WICHITA, Kan. (KWCH) – This month brought two major economic development project announcements to Kansas, involving billions of dollars and thousands of jobs.
Integra Technologies is Examining Semiconductor Plant in Wichita, Investing Approximately $1.8 Billion. Monday brought the announcement that EMP Shield plans to build a $1.9 billion computer chip manufacturing facility in Burlington. Funding from the CHIPS Act is essential for both projects, company and government officials say.
Last August, President Joe Biden signed the CHIPS and Science Act into law. The legislation is intended to stimulate the production of semiconductor chips, as the United States accounts for 10% of global production.
“[CHIPS Act] is in a great position to reverse this rather worrying decline in our manufacturing capacity around the world. The big difference is that governments around the world have been incentivizing chip production on their shores for decades. Our federal government didn’t do that, and as a result, we fell behind,” said John Neuffer, president and CEO of the Semiconductors Industry Association.
Neuffer said that once the CHIPS Act passed, “we’ve seen a significant outflow of commitments from our industry.”

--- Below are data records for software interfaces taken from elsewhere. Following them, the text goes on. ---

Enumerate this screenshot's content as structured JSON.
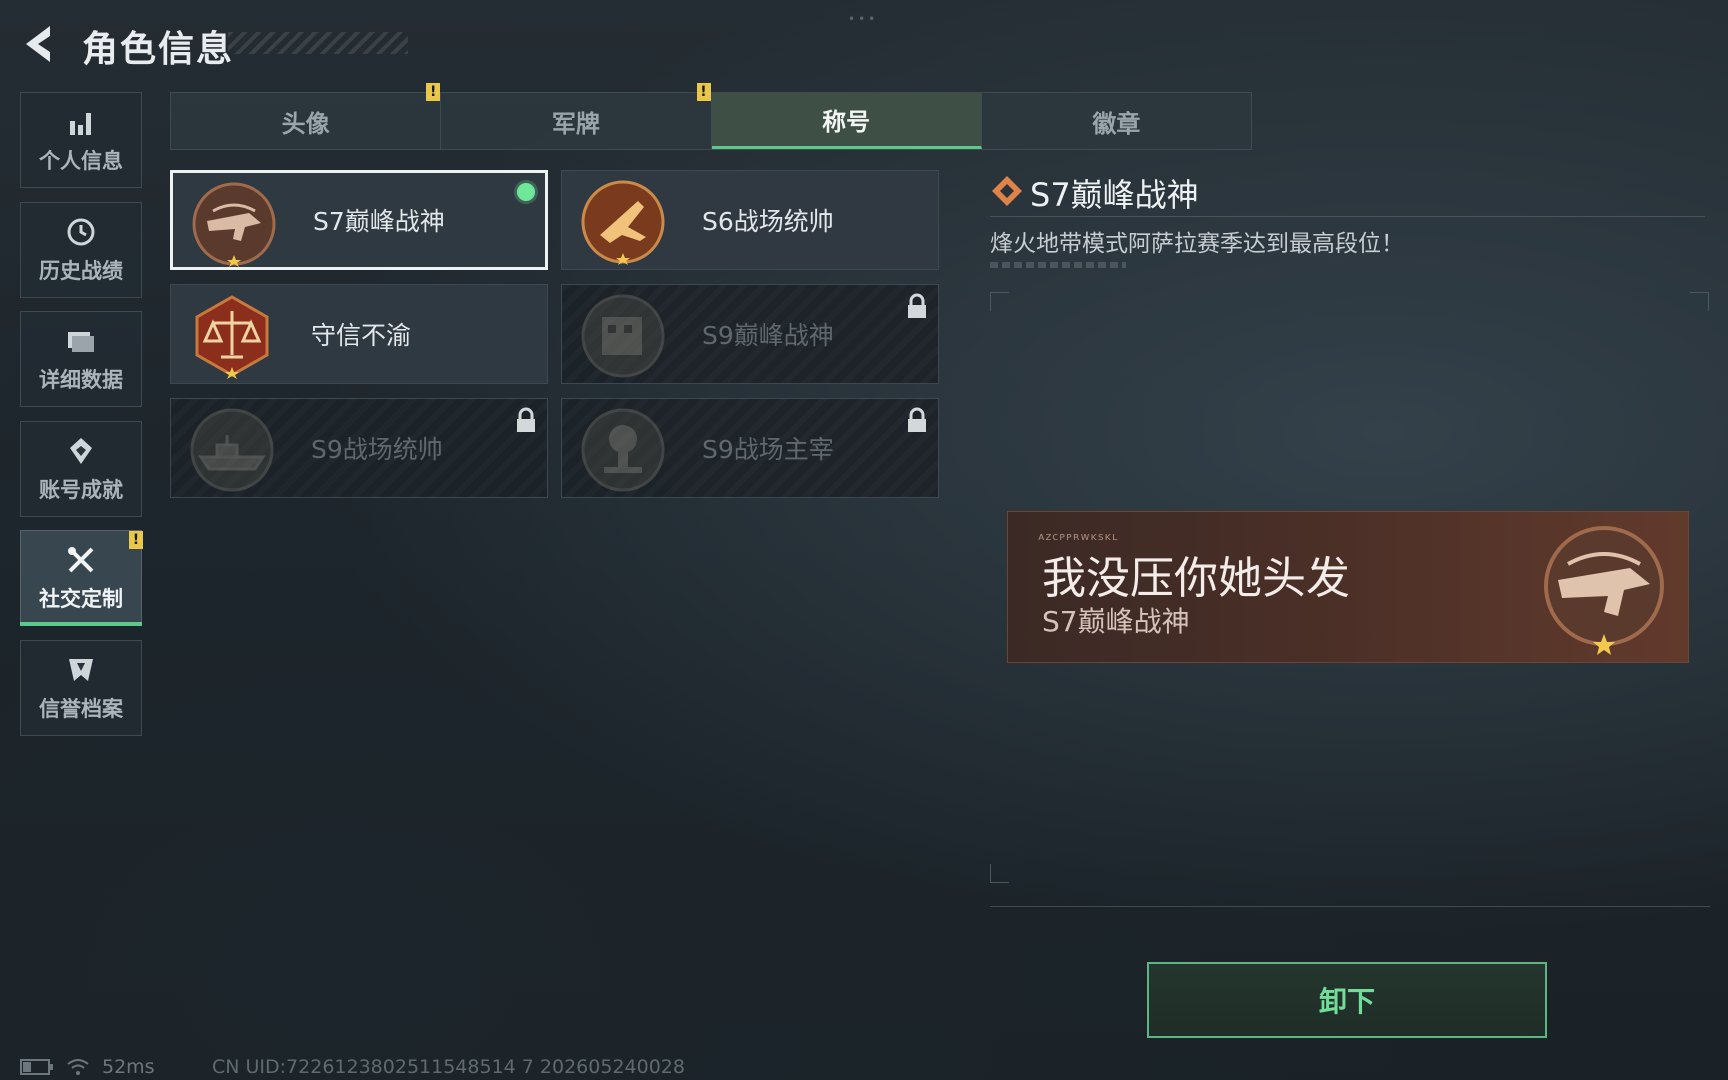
{
  "header": {
    "title": "角色信息"
  },
  "sidebar": {
    "items": [
      {
        "label": "个人信息",
        "icon": "bar-chart-icon"
      },
      {
        "label": "历史战绩",
        "icon": "history-clock-icon"
      },
      {
        "label": "详细数据",
        "icon": "folder-icon"
      },
      {
        "label": "账号成就",
        "icon": "achievement-icon"
      },
      {
        "label": "社交定制",
        "icon": "tools-icon",
        "active": true
      },
      {
        "label": "信誉档案",
        "icon": "shield-icon"
      }
    ]
  },
  "tabs": [
    {
      "label": "头像"
    },
    {
      "label": "军牌"
    },
    {
      "label": "称号",
      "active": true
    },
    {
      "label": "徽章"
    }
  ],
  "badges": {
    "warning": "!"
  },
  "titles": [
    {
      "name": "S7巅峰战神",
      "state": "equipped",
      "medal": "crossbow-medal-icon"
    },
    {
      "name": "S6战场统帅",
      "state": "unlocked",
      "medal": "jet-medal-icon"
    },
    {
      "name": "守信不渝",
      "state": "unlocked",
      "medal": "scales-medal-icon"
    },
    {
      "name": "S9巅峰战神",
      "state": "locked",
      "medal": "building-medal-icon"
    },
    {
      "name": "S9战场统帅",
      "state": "locked",
      "medal": "warship-medal-icon"
    },
    {
      "name": "S9战场主宰",
      "state": "locked",
      "medal": "mushroom-cloud-medal-icon"
    }
  ],
  "detail": {
    "title": "S7巅峰战神",
    "description": "烽火地带模式阿萨拉赛季达到最高段位！"
  },
  "preview": {
    "small_text": "ᴀᴢᴄᴘᴘʀᴡᴋsᴋʟ",
    "nickname": "我没压你她头发",
    "title": "S7巅峰战神"
  },
  "actions": {
    "unequip_label": "卸下"
  },
  "status": {
    "ping": "52ms",
    "uid": "CN UID:7226123802511548514 7 202605240028"
  },
  "colors": {
    "accent": "#5cc88a",
    "warning": "#e8c74a",
    "banner": "#4a2f27"
  }
}
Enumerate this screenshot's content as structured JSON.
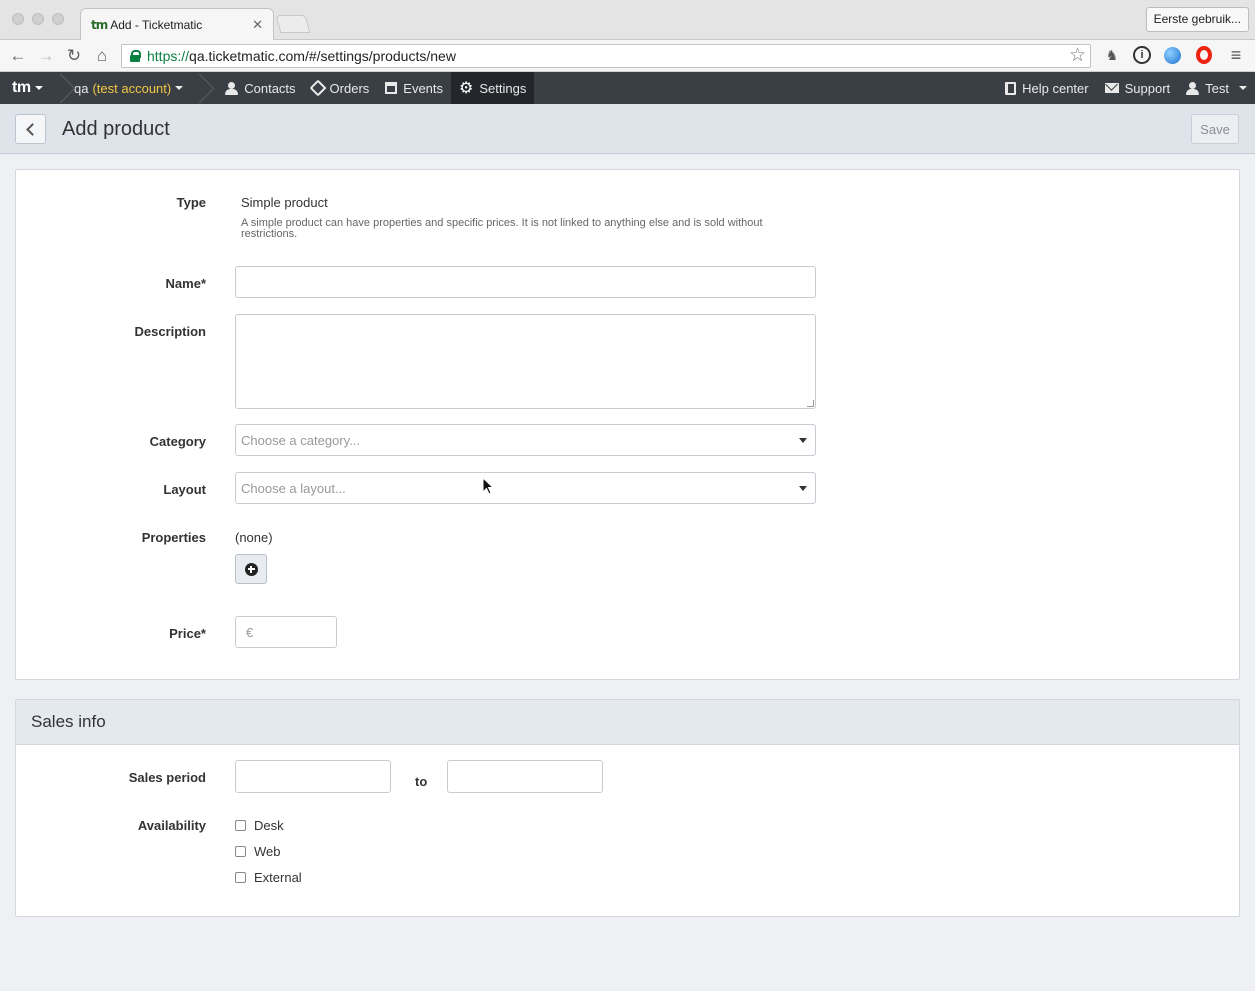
{
  "browser": {
    "tab_title": "Add - Ticketmatic",
    "tab_favicon": "tm",
    "tab_close": "✕",
    "profile_button": "Eerste gebruik...",
    "url_scheme": "https://",
    "url_rest": "qa.ticketmatic.com/#/settings/products/new",
    "nav_icons": [
      "back-arrow-icon",
      "forward-arrow-icon",
      "reload-icon",
      "home-icon"
    ],
    "extension_icons": [
      "evernote-icon",
      "1password-icon",
      "globe-icon",
      "opera-icon",
      "menu-icon"
    ]
  },
  "app_nav": {
    "brand": "tm",
    "account_name": "qa",
    "account_note": "(test account)",
    "items": [
      {
        "label": "Contacts",
        "icon": "user-icon"
      },
      {
        "label": "Orders",
        "icon": "tag-icon"
      },
      {
        "label": "Events",
        "icon": "calendar-icon"
      },
      {
        "label": "Settings",
        "icon": "gear-icon",
        "active": true
      }
    ],
    "right_items": [
      {
        "label": "Help center",
        "icon": "book-icon"
      },
      {
        "label": "Support",
        "icon": "mail-icon"
      },
      {
        "label": "Test",
        "icon": "user-icon"
      }
    ]
  },
  "header": {
    "title": "Add product",
    "save_label": "Save"
  },
  "form": {
    "type_label": "Type",
    "type_value": "Simple product",
    "type_help": "A simple product can have properties and specific prices. It is not linked to anything else and is sold without restrictions.",
    "name_label": "Name*",
    "name_value": "",
    "description_label": "Description",
    "description_value": "",
    "category_label": "Category",
    "category_placeholder": "Choose a category...",
    "layout_label": "Layout",
    "layout_placeholder": "Choose a layout...",
    "properties_label": "Properties",
    "properties_value": "(none)",
    "price_label": "Price*",
    "price_placeholder": "€"
  },
  "sales": {
    "heading": "Sales info",
    "period_label": "Sales period",
    "period_to": "to",
    "availability_label": "Availability",
    "channels": [
      {
        "label": "Desk",
        "checked": false
      },
      {
        "label": "Web",
        "checked": false
      },
      {
        "label": "External",
        "checked": false
      }
    ]
  },
  "colors": {
    "navbar": "#3a3f45",
    "navbar_active": "#23272b",
    "account_highlight": "#f2c744",
    "header_bg": "#dfe3ea",
    "page_bg": "#eef0f3"
  }
}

Neuffer said that 40 projects have been announced nationwide through funding from the CHIPS act, equivalent to an investment of over 200 billion dollars. These projects include what is planned for Integra in Wichita and EMP Shield in Burlington.
While the application process hasn’t been announced, when he presented his company’s $1.8 billion plan on Feb. 2, Integra CEO and chairman Brett Robinson explained some of what’s needed.
“You need a package of state and local incentives to apply for CHIPS Act funding,” Robinson said.
The CHIPS Act will provide approximately $200 billion over the next decade.
“In our industry, fabs cost a lot of money. A fabulous high-end, from ten to 20 billion dollars
This includes $52 billion in subsidies for manufacturers and workforce development.
“Getting the right workforce is going to be a critical variable in calculating success here. The good news is that many, many parts of the CHIPS Act have workforce development requirements built into them. They are integrated into grants. All beneficiaries will have to force the programs,” Neuffer. “There is also $200 million set aside for the National Science Foundation to help build state and local workforce programs. This is a critical piece. , but if you don’t have the manpower to handle them, you won’t get an effective result.
About $24 billion is in tax credits for new facilities. There’s also tens of billions of dollars for research and development.
“My guess is that companies will compete pretty fiercely for money. It’s not just about cutting-edge chips, cutting-edge chips or memory chips. There will be what we call more mature node chips, many of the chips that go into cars, refrigerators or toasters,” Neuffer explained of the planned projects.
He said the shortage of chips during the pandemic showed their importance. Although this has largely been fixedsaid the CHIPS Act looks to the future.
“Put it together with the medium to long-term perspective in mind. It only takes two or three years to get these FABs (semiconductor fabrication plants) up and running,” Neuffer said.
Kansas projects also partner with local colleges and universities to train workers. Federal funds through the CHIPS Act would launch those courses.
Integra Technologies was also approved for $300 million from state APEX grants. If Integra does not obtain federal CHIPS Act funding by October 1, the state may withdraw the offer.